I’d be remiss to let this school year end without rhapsodizing about the work we have done this year at Culver Park High School. Culver Park High School, for readers not in the know, is one of three schools CCUSD has as an answer to alternative education, right here in “River (Ballona Creek) City.” To quote Ruth Morris in Culver Currents in Print (October 2014), my job was to “channel student gifts (because it) fills buckets more than attempting to cure their shortcomings.” In the March 2015 issue, Morris wrote, “We provide a warm, caring haven for our students, proactively seeking opportunities for our students to shine.” Finally, in the May 2015 issue (re-prints of all these issues can be found on the CCUSD web site, by the way), Ruth Morris cited “Four C’s” that were built in to the two C’s in Culver City: Confidence, Community, Capability and Culture.
So, in the end, graduation is a time, above all, for thankfulness. And gratitude is demonstrated through ceremony; whether praising the lord, or praising our family and friends, or praising ourselves. Appreciation can be expressed orally, symbolically, or through actions, and graduation is all of that, wrapped up in, as our high school administrators are telling the students, a “formal” way. I have always been the type to love closure; I like year-end celebrations, because you get to look forward to a fresh start. I generally like to make sure I’ve said my goodbyes (I know some people who hate goodbyes!), because I always feel like you never know if it’ll, heaven forbid, be the “last time” you’ll see a person.

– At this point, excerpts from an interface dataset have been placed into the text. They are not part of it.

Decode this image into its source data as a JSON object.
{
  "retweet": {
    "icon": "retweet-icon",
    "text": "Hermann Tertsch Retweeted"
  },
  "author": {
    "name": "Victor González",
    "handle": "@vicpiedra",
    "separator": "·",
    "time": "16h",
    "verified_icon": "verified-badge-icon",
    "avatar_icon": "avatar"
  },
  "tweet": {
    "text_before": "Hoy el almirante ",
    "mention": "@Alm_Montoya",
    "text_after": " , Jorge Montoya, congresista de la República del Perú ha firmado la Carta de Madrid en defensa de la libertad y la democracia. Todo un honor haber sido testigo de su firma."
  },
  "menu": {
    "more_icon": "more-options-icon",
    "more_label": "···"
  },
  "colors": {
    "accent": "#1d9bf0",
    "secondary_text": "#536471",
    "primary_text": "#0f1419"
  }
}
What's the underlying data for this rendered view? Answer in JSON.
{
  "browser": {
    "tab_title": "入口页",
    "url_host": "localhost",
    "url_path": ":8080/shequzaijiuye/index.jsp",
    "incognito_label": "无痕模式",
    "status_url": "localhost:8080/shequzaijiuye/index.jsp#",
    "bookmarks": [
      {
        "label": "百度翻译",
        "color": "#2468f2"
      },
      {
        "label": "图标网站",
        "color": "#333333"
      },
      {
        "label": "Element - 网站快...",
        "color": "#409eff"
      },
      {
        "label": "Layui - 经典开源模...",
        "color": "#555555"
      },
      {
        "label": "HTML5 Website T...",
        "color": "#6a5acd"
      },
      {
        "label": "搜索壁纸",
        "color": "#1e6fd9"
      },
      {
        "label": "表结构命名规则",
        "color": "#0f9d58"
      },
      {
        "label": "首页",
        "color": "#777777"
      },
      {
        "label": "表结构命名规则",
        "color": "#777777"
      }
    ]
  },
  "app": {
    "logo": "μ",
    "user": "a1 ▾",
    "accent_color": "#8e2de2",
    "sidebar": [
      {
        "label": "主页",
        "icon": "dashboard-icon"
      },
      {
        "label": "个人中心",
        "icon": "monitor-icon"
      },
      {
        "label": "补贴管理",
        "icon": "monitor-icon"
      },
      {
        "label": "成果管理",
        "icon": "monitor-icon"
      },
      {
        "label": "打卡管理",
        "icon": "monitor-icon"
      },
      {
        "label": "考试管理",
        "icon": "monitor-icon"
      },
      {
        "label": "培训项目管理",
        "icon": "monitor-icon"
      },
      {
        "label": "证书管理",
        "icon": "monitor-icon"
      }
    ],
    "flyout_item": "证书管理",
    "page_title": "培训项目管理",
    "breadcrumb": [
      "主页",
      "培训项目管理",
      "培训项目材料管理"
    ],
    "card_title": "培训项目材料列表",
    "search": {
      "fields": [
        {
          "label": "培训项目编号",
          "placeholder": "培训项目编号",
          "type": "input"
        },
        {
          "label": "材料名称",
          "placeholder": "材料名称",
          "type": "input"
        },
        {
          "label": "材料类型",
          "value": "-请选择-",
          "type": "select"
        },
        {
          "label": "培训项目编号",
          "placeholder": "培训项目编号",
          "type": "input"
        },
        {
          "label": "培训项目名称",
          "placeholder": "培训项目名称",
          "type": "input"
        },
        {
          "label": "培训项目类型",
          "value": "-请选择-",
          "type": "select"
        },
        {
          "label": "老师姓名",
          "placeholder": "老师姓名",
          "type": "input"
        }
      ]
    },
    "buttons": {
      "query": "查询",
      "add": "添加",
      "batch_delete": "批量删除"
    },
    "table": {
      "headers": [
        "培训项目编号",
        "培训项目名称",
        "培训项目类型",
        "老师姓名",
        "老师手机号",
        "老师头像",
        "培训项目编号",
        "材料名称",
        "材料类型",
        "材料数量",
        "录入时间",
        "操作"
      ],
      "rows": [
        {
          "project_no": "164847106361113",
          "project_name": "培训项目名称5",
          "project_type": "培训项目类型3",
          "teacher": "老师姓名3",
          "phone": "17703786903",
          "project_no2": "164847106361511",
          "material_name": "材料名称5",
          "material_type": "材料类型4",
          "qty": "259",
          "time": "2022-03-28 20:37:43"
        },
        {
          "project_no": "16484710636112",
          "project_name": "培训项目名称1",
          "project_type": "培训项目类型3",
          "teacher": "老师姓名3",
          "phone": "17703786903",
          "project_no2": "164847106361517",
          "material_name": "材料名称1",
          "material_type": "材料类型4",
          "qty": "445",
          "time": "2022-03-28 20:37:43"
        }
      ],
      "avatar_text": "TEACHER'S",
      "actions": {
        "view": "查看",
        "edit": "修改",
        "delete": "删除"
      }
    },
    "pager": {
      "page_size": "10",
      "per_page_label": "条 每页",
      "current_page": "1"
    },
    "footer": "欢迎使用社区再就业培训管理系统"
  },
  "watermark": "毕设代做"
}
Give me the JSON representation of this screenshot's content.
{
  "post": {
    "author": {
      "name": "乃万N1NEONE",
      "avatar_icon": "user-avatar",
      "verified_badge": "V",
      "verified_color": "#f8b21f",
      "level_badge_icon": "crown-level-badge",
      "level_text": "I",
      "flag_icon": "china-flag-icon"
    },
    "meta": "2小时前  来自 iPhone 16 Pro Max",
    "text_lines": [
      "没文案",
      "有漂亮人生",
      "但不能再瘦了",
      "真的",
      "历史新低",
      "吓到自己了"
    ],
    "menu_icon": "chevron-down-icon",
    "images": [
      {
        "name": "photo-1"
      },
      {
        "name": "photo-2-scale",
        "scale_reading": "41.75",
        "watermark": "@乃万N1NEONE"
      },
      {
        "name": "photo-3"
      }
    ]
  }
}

Finally, and back to the commencement part, graduation is absolutely about new beginnings. One of the biggest mistakes made by graduates, from high school, to college, and beyond, is neglecting to figure out what happens next. As I have been trying to impress upon both my sons and as we have been trying to instill in our students here, you don’t just go for the diploma, you go for what we call “Diploma Plus.” Your experience is always that much better, for anything in life, I think, when you know what’s happening on THE NEXT DAY. People get “Monday-itis” and hate reporting to work or school on a Monday, yet, Sundays are actually deliciously better – more joyful, more productive, more relaxing, when you actually know where you are going on Monday. The paycheck, or credit, to be earned, or even just knowing you have a place to hang your hat, is what differentiates the weekend from the weekday.
In both my Jewish and Japanese cultures, we are very much about marking finishes and starts of years (Rosh Hashana and O-Shougatsu) and starts and ends of weeks (Shabbat and Havdalah) and seasonal observations (moon viewing, harvest and other festivals). In the end, ultimately, to conclude…today IS my son’s (and my 12th graders’) graduation day and, I am and will be proud, emotional, a bit tired, relieved, spent, and excited for tomorrow, and of the tomorrows that make up a future of achievement, success, hope, and, above all, health. Congratulations, Class of 2015!!!
Correction: the word is “dignified” not “formal.”